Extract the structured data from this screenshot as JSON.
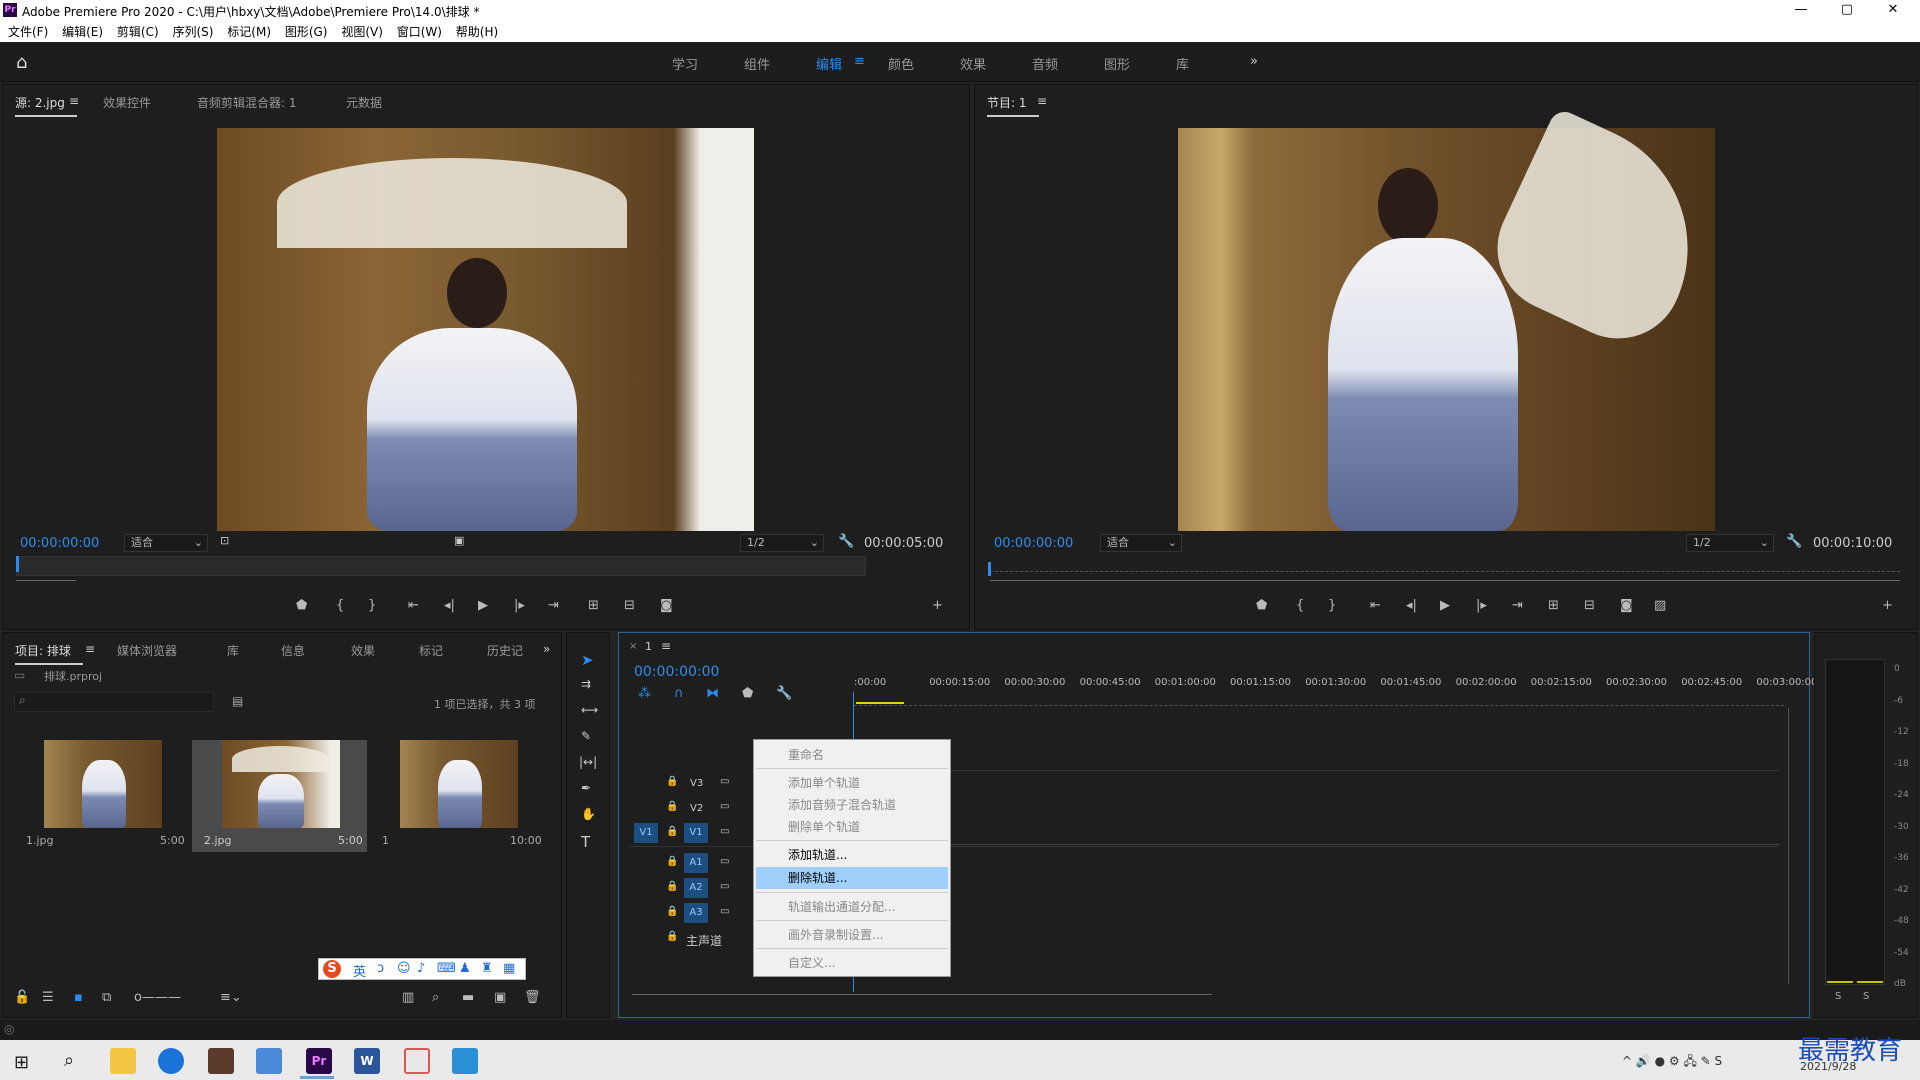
{
  "titlebar": {
    "title": "Adobe Premiere Pro 2020 - C:\\用户\\hbxy\\文档\\Adobe\\Premiere Pro\\14.0\\排球 *",
    "logo": "Pr",
    "minimize": "—",
    "maximize": "▢",
    "close": "✕"
  },
  "menu": [
    "文件(F)",
    "编辑(E)",
    "剪辑(C)",
    "序列(S)",
    "标记(M)",
    "图形(G)",
    "视图(V)",
    "窗口(W)",
    "帮助(H)"
  ],
  "workspaces": [
    "学习",
    "组件",
    "编辑",
    "颜色",
    "效果",
    "音频",
    "图形",
    "库"
  ],
  "workspace_active": "编辑",
  "workspace_more": "»",
  "source": {
    "tabs": [
      "源: 2.jpg",
      "效果控件",
      "音频剪辑混合器: 1",
      "元数据"
    ],
    "timecode": "00:00:00:00",
    "fit": "适合",
    "resolution": "1/2",
    "duration": "00:00:05:00"
  },
  "program": {
    "tab": "节目: 1",
    "timecode": "00:00:00:00",
    "fit": "适合",
    "resolution": "1/2",
    "duration": "00:00:10:00"
  },
  "project": {
    "tabs": [
      "项目: 排球",
      "媒体浏览器",
      "库",
      "信息",
      "效果",
      "标记",
      "历史记"
    ],
    "file": "排球.prproj",
    "status": "1 项已选择，共 3 项",
    "items": [
      {
        "name": "1.jpg",
        "duration": "5:00"
      },
      {
        "name": "2.jpg",
        "duration": "5:00"
      },
      {
        "name": "1",
        "duration": "10:00"
      }
    ]
  },
  "ime": {
    "logo": "S",
    "lang": "英"
  },
  "timeline": {
    "tab": "1",
    "timecode": "00:00:00:00",
    "ruler": [
      ":00:00",
      "00:00:15:00",
      "00:00:30:00",
      "00:00:45:00",
      "00:01:00:00",
      "00:01:15:00",
      "00:01:30:00",
      "00:01:45:00",
      "00:02:00:00",
      "00:02:15:00",
      "00:02:30:00",
      "00:02:45:00",
      "00:03:00:00"
    ],
    "video_tracks": [
      "V3",
      "V2",
      "V1"
    ],
    "audio_tracks": [
      "A1",
      "A2",
      "A3"
    ],
    "source_patch": "V1",
    "master": "主声道"
  },
  "context_menu": {
    "items": [
      "重命名",
      "添加单个轨道",
      "添加音频子混合轨道",
      "删除单个轨道",
      "添加轨道...",
      "删除轨道...",
      "轨道输出通道分配...",
      "画外音录制设置...",
      "自定义..."
    ],
    "highlighted": "删除轨道..."
  },
  "meter": {
    "labels": [
      "0",
      "-6",
      "-12",
      "-18",
      "-24",
      "-30",
      "-36",
      "-42",
      "-48",
      "-54",
      "dB"
    ],
    "solo": [
      "S",
      "S"
    ]
  },
  "taskbar": {
    "time": "",
    "date": "2021/9/28",
    "watermark": "最需教育"
  },
  "colors": {
    "accent": "#2d8ceb",
    "menu_highlight": "#9fd0fb",
    "track_blue": "#1d4e82"
  }
}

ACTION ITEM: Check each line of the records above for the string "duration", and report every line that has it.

SOLVED PROBLEM:
    "duration": "00:00:05:00"
    "duration": "00:00:10:00"
        "duration": "5:00"
        "duration": "5:00"
        "duration": "10:00"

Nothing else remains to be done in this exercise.